Creating liveable cities in Australia: a scorecard and priority recommendations for Melbourne
Making Melbourne ‘liveable’ is a policy objective of the Victorian state government. In some domains of liveability, Melbourne performs well compared with other Australian cities in its policy ambition and performance. However, to achieve its liveability aspirations, greater ambition is required in some of its policy targets.
Melbourne’s target of an average net density of 15 dwellings or more per hectare is low, and well below that required to create walkable neighbourhoods (at least 25 dwellings per hectare). Notably, only 21% of Melbourne’s suburbs are achieving even this modest dwelling density target.
Melbourne is doing well in:
- moving towards the 95% policy target for access to public transport
- providing access to public open spaces within 400 m of residences.
69% of residences have access to a bus stop within 400 m, tram stop within 600 m or train station within 800 m, moving towards Victoria’s ambitious 95% public transport policy target. However, unlike Sydney, Melbourne does not have a target for service frequency.
36% of residences in Melbourne meet the stricter public transport national liveability indicator requirements, and are within 400m of a public transport stop with a scheduled service at least every 30 minutes between 7am and 7pm on a normal weekday. This result highlights the importance of service frequency in measuring transport access.
However, Melbourne is not doing well in:
- fully implementing policies aimed at increasing access to destinations, street connectivity, and density to create walkable neighbourhoods

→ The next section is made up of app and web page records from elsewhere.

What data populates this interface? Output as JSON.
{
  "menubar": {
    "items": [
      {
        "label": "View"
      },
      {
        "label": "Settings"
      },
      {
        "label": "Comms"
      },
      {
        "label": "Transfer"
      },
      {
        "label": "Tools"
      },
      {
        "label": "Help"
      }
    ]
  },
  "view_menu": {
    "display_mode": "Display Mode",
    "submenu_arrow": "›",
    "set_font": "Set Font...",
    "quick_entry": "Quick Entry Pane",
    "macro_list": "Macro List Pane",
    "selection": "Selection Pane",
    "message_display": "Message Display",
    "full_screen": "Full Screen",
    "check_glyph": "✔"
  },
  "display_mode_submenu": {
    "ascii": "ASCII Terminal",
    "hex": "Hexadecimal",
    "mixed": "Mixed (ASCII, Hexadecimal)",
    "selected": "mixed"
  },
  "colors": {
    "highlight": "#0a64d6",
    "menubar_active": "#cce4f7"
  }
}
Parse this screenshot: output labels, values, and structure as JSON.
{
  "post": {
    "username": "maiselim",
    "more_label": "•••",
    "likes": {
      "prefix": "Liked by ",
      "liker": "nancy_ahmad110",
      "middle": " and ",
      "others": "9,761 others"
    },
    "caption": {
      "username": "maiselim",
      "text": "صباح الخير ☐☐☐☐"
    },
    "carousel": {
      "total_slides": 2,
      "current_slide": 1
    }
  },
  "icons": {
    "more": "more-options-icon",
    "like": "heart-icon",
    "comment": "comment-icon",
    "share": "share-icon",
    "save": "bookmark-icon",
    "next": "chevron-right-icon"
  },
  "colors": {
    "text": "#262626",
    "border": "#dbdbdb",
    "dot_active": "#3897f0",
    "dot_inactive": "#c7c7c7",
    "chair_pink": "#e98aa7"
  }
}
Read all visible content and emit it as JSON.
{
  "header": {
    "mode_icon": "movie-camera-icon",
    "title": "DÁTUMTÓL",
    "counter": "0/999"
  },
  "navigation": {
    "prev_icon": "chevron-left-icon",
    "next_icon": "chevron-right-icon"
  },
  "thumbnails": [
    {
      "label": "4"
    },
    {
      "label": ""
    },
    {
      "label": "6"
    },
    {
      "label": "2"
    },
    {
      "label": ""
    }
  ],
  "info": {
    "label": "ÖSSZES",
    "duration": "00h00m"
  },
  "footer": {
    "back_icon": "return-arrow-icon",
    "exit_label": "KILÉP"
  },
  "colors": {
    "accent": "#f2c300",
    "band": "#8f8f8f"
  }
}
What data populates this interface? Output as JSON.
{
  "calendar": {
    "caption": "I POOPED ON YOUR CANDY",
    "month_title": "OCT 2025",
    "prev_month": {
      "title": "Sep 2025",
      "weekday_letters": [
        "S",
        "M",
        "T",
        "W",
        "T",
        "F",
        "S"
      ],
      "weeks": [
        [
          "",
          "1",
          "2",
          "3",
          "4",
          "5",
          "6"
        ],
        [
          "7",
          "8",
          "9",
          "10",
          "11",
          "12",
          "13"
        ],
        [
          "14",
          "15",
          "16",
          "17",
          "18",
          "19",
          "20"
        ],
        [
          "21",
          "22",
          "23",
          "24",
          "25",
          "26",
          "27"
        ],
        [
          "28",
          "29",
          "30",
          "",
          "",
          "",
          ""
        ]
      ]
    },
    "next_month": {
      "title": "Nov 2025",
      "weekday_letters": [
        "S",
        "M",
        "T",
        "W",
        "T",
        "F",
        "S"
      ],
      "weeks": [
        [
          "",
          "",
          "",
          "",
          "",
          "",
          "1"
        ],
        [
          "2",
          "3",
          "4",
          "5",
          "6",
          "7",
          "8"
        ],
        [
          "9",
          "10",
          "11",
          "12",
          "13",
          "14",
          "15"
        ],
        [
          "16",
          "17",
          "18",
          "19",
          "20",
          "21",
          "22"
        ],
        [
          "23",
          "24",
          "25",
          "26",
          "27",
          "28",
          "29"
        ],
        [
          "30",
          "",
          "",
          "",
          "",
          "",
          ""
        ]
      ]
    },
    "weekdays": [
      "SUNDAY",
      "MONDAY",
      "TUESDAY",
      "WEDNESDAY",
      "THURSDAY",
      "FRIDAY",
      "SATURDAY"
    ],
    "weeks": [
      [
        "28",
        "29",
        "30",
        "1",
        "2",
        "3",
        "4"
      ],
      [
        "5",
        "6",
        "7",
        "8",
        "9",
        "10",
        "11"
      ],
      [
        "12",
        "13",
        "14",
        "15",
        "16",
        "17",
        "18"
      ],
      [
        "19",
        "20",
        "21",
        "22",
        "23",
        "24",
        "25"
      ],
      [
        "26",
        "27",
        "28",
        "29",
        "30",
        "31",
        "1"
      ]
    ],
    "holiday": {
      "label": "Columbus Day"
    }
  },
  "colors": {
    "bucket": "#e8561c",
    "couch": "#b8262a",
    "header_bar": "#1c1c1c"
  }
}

- providing access to public transport and walkable communities in outer suburban areas.